The Times Record still owes the town the same amount as it did six months ago, and so far, no bank has stepped in to pay off the newspaper's unpaid taxes – something that Eldridge said he was hoping for. He said the town is now considering further action against the newspaper, which could include seizing and selling the paper's equipment.
On July 21, Brown told the newspaper the town of Brunswick would no longer pay for advertising.
Instead, the tax office is applying the amount Brunswick would have spent on ads to the newspaper's unpaid taxes. According to Eldridge, last month the town reduced the newspaper's tax liability by more than $2,200.
The tax offset was news to Town Council Chairwoman Joanne King, who called it "fascinating."
"It doesn't sound like a good municipal practice. I don't understand why we would trade services with anybody, I have never ever heard of such a thing," King said. "That seems like something that should be discussed at council level, because it sounds like a special deal."
Eldridge said the offset is a tool the Finance Department has used in the past with other delinquent taxpayers.
"We would do it for anybody where we've engaged in a service," he said. "... It just happens that this is huge amount of tax."
McBride, the media ethicist, said she didn't think there was anything wrong with the tax offset, and described it as "a wash, ethically."
"It probably makes it harder on (The Times Record) because it reduces their cash flow," she said.
Brown said the town doesn't give the newspaper special treatment, and has actually been more aggressive about pursuing The Times Record's unpaid taxes than with other delinquents, because of the the amount of money the newspaper owes.
"We don't treat them any differently than any other taxpayer," he said.
To McBride, the trouble at The Times Record is yet another sign that the crisis in newspapers is far from over, since smaller dailies were once thought to be immune to the financial problems faced by larger papers.
"Maybe what this means is that the crisis in newspapers is reaching into the most insulated places," she said.
L.C. Van Savage, the former writer for The Times Record who filed a small claims case against the newspaper, said she would have been more sympathetic if the paper had only told her what was going on.
"If somebody from the paper had simply called and said 'we are having financial problems, would you write for us for free,' ... I would have done it in a blink," she said.

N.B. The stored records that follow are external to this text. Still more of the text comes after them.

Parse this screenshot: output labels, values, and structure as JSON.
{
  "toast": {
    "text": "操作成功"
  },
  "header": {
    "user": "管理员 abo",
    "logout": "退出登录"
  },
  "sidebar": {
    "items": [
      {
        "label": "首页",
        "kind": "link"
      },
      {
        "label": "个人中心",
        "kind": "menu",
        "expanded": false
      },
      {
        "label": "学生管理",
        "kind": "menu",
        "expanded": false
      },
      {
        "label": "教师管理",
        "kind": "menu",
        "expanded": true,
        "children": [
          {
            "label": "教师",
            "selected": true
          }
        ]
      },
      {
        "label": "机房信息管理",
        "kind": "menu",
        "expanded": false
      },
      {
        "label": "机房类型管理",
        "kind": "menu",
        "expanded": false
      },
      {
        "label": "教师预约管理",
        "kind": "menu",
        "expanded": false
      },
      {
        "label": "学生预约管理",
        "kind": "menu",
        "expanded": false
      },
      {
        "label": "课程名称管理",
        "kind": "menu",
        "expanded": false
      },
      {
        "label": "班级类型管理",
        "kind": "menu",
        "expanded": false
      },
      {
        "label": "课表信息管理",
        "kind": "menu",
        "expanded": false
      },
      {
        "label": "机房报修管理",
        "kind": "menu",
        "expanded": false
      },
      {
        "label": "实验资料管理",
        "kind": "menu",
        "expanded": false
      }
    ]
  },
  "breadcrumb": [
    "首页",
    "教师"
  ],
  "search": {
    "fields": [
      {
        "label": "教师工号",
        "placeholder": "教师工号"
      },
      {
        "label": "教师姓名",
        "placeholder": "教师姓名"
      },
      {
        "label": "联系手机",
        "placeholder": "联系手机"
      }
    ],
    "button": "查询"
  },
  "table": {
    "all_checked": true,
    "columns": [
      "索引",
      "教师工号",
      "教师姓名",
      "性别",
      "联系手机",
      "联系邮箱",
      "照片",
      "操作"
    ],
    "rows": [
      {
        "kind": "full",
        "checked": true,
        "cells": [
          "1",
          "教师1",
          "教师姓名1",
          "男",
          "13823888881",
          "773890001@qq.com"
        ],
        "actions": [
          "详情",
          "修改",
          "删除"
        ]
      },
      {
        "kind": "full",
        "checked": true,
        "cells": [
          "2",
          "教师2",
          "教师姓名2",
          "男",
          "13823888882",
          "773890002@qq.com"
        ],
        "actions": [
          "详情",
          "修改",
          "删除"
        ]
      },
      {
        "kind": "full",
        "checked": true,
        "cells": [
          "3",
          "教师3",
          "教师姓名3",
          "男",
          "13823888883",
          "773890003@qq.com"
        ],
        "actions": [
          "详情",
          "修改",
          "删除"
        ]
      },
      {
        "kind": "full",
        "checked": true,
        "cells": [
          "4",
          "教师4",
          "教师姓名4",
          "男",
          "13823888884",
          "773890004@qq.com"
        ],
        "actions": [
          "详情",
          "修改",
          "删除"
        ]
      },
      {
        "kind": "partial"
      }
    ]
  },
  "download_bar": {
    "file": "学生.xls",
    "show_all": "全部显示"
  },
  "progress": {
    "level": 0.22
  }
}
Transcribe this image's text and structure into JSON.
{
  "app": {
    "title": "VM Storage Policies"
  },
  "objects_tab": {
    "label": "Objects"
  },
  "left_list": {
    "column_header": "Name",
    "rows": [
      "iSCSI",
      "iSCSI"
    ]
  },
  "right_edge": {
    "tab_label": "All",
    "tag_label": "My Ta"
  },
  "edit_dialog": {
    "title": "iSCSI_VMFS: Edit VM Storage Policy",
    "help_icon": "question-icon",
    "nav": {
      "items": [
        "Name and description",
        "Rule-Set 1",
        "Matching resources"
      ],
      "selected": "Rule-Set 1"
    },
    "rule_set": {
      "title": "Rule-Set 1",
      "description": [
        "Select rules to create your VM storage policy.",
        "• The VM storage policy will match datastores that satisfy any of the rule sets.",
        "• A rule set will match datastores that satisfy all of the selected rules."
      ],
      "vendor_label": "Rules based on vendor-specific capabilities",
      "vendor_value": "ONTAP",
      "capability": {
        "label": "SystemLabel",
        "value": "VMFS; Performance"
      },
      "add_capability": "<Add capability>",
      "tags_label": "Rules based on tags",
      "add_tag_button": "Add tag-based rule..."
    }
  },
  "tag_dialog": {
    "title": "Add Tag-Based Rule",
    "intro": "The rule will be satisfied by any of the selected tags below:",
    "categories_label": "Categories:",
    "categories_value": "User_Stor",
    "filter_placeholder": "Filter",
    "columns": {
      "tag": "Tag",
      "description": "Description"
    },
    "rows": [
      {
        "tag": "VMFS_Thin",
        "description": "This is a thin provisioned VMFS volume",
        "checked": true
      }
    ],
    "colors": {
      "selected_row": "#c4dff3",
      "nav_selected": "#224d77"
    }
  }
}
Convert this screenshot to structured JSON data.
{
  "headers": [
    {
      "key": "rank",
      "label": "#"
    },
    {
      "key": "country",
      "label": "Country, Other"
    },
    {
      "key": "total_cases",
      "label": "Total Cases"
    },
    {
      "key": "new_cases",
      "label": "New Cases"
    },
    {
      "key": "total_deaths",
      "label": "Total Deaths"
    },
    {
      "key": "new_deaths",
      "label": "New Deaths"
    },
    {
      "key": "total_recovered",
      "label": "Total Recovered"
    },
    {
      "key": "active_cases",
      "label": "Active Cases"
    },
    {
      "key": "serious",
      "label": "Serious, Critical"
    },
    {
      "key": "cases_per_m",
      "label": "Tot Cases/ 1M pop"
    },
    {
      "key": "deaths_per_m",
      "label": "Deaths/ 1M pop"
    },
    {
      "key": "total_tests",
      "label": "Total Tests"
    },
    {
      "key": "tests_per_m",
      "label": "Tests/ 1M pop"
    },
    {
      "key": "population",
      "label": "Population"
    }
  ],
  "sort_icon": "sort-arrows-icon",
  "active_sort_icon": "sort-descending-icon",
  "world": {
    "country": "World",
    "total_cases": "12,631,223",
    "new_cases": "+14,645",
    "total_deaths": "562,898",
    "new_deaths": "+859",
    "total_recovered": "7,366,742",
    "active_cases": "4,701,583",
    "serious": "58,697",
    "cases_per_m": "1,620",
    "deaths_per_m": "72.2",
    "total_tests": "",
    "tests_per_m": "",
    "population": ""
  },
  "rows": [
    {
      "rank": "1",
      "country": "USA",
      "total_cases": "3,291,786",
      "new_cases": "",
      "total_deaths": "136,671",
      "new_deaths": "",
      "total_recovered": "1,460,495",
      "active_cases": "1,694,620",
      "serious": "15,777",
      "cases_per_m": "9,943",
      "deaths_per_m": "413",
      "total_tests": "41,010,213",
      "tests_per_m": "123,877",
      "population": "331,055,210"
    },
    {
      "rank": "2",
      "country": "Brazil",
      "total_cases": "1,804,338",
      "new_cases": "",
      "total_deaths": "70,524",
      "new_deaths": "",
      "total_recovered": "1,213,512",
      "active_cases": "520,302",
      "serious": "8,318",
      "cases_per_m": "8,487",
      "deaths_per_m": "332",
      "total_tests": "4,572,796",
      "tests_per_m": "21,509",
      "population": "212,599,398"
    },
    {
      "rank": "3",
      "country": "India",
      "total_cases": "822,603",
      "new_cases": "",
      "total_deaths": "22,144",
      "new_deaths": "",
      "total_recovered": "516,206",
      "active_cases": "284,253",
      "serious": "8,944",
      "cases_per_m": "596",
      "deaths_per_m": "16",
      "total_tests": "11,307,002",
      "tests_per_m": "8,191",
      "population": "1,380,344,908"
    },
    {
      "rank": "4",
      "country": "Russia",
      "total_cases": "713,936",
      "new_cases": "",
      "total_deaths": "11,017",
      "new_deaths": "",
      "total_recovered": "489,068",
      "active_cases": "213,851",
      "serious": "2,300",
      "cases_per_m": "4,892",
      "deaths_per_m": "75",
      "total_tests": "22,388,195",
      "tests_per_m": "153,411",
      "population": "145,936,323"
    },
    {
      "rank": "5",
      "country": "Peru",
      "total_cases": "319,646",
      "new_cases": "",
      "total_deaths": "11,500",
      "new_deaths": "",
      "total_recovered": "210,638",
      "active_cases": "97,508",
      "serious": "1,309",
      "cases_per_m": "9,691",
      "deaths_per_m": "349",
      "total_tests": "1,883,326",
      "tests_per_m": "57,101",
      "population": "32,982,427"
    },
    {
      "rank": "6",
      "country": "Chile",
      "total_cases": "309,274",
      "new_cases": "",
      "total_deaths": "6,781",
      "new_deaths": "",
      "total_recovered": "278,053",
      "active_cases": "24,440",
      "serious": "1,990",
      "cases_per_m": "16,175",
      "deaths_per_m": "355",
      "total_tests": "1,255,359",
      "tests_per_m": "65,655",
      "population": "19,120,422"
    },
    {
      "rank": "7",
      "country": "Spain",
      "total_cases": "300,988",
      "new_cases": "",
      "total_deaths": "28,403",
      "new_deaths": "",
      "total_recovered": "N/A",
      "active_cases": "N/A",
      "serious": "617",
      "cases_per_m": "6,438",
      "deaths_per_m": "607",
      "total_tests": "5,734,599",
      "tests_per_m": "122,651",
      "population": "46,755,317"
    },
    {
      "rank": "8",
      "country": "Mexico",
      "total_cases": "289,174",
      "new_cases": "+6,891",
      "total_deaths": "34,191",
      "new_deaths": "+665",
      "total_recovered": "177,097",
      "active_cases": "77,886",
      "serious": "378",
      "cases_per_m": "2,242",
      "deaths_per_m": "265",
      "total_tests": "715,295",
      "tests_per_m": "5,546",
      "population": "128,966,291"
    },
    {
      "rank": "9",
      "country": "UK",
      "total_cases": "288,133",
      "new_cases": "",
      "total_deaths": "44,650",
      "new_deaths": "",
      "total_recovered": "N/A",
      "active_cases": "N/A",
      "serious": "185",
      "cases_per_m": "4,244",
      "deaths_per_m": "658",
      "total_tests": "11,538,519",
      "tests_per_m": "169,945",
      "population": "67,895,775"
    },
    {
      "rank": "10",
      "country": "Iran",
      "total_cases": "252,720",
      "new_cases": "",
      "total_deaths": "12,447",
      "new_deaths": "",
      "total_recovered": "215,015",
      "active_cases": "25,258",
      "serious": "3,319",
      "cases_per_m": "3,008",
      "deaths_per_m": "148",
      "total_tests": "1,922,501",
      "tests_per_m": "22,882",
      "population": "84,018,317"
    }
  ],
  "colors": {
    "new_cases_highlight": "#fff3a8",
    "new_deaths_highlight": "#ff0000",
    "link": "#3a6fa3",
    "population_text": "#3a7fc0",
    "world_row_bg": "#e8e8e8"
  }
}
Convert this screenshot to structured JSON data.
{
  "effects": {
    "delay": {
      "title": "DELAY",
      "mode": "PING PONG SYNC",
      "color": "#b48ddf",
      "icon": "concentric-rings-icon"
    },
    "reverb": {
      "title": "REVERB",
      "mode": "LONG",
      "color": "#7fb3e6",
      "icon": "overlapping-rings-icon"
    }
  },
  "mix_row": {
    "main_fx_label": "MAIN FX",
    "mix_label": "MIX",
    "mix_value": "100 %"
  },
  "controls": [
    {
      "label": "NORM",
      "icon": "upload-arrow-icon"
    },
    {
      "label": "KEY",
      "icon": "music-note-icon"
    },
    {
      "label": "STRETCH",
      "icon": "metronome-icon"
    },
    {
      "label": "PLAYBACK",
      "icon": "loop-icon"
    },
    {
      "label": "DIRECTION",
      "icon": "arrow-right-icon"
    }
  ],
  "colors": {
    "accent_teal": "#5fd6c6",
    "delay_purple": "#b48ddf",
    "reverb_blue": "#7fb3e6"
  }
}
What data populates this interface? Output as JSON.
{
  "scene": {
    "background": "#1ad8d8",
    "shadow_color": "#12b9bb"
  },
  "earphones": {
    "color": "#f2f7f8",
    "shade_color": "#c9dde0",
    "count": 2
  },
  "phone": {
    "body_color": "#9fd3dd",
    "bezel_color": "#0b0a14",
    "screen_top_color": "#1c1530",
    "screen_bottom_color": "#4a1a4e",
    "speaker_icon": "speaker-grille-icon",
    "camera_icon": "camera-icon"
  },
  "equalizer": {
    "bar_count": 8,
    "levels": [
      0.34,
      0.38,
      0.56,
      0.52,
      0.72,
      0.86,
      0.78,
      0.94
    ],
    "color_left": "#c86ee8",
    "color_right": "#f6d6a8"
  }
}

Instead, the paper's editors and publisher stopped returning her emails and phone calls.
"It was creepy, it was like we all just vanished," she said. "If I had ever gotten an answer from them, I would have just dropped the whole thing."